Now, there are those who will undoubtedly defend the actions on the majority on legal technical grounds. There are those who will argue that there is no authoritative Church teaching directing how to vote on these kinds of procedural grounds. But this is surely misguided. While the Church does not claim that the death penalty is always and everywhere wrong (like abortion), it does carve out conditions under the death penalty may and may not be immoral, namely, that there must be no other way to defend society (see here, here, here, here, and here for more). No death penalty in the United States meets this strict condition, and hence Catholics are obliged to oppose capital punishment in this country. In the present case, it would seem that "erring on the side of life" calls for granting a new trial.
And anyway, as Patti Waldmeir in the Financial Times wrote, this is part of a more general trend:

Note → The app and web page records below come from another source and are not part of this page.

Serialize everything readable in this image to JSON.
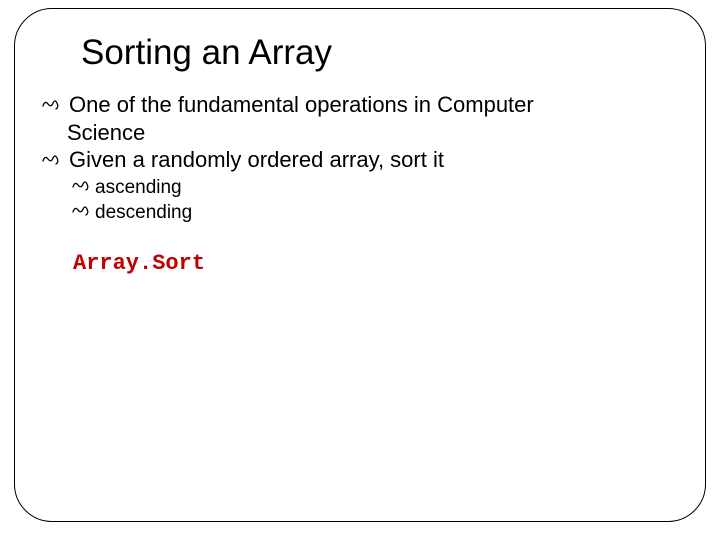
{
  "slide": {
    "title": "Sorting an Array",
    "items": [
      {
        "level": 1,
        "text": "One of the fundamental operations in Computer",
        "cont": "Science"
      },
      {
        "level": 1,
        "text": "Given a randomly ordered array, sort it"
      },
      {
        "level": 2,
        "text": "ascending"
      },
      {
        "level": 2,
        "text": "descending"
      }
    ],
    "code": "Array.Sort",
    "bullet_glyph": "ﾌ"
  }
}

"The recent addition of Chief Justice John Roberts and Justice Samuel Alito, the Bush appointees, might have substantially shifted the balance of power on the court on death penalty issues, experts said. Before their appointment, the court had done much to chip away at the edifice of the death penalty by insisting on improvements in legal representation for capital defendants and ruling unconstitutional the application of capital punishment to juveniles and the mentally retarded."Thanks to the Catholics, we now have a much more pro-death penalty Supreme Court. Can we please, please, please have some moral consistency?